Professor Dennis Novy gives evidence to London Assembly members on the impact of Brexit on the London economyFriday 12 Jan 2024
Professor Dennis Novy has given evidence to members of the London Assembly on the impact of Brexit on the London economy, at the invitation of the Assembly’s Economy CommitteeLink opens in a new window.
He presented data on the economic costs of Brexit and the problems created for businesses of all sizes by customs checks and regulatory divergence.
Responding to members’ questions he reminded the committee that the UK had given up a position of significant influence in shaping EU trade policy, going back to Margaret Thatcher’s premiership and Peter Mandelson’s contribution as EU Trade Commissioner, and also pointed out the “uncomfortable” fact that the UK is not one of the countries which accepts the highest number of immigrants, a fact sometimes overlooked in public debate.
Introducing the data, Professor Novy told the committee: “Brexit has been a very expensive policy adventure for the UK economy. The impact on UK GDP is something in the range of 3 - 4 per cent. Where does that impact come from? The biggest issue is increased costs for consumers - higher prices and inflation."

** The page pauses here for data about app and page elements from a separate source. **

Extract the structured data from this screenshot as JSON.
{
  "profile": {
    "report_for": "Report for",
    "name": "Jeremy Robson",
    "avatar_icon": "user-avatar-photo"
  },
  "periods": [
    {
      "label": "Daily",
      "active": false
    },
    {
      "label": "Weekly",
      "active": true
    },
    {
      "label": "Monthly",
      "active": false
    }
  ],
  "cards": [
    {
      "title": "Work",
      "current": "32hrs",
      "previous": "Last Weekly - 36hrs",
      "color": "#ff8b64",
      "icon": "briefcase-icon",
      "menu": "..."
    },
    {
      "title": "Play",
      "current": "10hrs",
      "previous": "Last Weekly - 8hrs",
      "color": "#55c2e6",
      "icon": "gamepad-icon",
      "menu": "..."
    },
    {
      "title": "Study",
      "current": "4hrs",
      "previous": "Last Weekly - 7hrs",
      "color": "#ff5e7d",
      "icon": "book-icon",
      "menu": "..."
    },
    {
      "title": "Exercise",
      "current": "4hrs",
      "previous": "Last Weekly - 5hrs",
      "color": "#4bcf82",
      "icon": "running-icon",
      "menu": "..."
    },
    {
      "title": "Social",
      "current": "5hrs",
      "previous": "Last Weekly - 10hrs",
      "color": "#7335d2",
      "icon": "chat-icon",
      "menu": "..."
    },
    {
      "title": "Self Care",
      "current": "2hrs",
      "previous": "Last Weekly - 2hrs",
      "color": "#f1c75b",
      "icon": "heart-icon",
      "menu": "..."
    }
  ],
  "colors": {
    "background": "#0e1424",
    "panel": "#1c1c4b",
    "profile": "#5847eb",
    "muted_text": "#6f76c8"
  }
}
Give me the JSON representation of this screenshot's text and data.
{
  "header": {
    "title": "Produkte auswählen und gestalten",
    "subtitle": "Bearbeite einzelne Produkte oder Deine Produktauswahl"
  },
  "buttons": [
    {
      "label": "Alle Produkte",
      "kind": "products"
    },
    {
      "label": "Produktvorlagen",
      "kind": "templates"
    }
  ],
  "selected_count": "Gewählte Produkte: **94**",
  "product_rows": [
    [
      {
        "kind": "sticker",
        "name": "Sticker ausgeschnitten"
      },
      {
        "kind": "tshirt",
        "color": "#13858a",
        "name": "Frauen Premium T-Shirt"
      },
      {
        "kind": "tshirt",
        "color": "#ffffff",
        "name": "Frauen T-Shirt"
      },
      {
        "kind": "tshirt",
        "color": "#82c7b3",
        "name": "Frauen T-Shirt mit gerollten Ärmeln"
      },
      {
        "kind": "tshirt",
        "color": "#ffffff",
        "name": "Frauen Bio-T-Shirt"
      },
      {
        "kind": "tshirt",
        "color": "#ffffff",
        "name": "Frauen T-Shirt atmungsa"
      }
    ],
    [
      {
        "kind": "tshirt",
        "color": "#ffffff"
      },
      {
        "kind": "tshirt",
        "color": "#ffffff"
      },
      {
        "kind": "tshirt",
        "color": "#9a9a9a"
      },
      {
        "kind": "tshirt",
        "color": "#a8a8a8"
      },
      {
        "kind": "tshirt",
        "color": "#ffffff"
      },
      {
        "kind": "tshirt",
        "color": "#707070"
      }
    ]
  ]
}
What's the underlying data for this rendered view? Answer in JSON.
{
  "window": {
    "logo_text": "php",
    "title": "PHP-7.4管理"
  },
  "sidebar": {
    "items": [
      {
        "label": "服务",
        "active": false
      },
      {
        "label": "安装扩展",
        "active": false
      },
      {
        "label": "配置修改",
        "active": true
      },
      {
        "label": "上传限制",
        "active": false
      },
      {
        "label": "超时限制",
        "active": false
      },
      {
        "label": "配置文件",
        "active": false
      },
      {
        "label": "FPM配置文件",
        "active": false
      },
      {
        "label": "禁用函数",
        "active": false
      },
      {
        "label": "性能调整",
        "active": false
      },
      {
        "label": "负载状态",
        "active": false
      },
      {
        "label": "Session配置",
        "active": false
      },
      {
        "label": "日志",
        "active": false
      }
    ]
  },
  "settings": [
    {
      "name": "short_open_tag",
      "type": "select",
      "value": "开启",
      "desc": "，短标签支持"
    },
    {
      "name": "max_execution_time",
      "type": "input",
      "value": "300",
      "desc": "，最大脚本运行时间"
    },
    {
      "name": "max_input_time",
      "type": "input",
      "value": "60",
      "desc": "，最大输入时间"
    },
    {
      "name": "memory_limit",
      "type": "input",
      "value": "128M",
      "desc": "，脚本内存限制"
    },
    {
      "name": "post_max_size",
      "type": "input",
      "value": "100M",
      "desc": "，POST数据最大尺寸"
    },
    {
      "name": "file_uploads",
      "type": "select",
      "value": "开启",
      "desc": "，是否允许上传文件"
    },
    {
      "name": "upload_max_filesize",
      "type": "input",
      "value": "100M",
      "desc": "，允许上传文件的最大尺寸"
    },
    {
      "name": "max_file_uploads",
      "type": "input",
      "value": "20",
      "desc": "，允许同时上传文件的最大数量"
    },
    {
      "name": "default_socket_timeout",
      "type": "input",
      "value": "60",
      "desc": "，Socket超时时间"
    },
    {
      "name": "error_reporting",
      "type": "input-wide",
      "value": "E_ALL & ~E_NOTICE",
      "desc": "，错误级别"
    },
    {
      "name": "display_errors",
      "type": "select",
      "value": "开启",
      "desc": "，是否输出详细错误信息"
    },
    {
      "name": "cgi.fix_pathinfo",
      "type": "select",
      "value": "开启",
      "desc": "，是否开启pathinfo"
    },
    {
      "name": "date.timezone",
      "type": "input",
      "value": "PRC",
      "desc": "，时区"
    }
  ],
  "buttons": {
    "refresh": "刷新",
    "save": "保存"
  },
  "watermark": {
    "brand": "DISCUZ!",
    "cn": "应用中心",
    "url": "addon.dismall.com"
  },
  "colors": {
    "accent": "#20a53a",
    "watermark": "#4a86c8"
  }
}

Responding to an invitation from the Chair to sum up the positives and negatives of Brexit, Professor Novy encouraged policy-makers to focus on “the art of the possible” and to work in a cross-party way to develop a strategy that reflects the strengths of the UK and the London economy, particularly a cohesive strategy for trade in services. He recommended “more predictability, less uncertainty,” and called for action to “tackle regulatory divergence” saying: “I wish politicians strength and courage to do this in a way that takes voters with them.”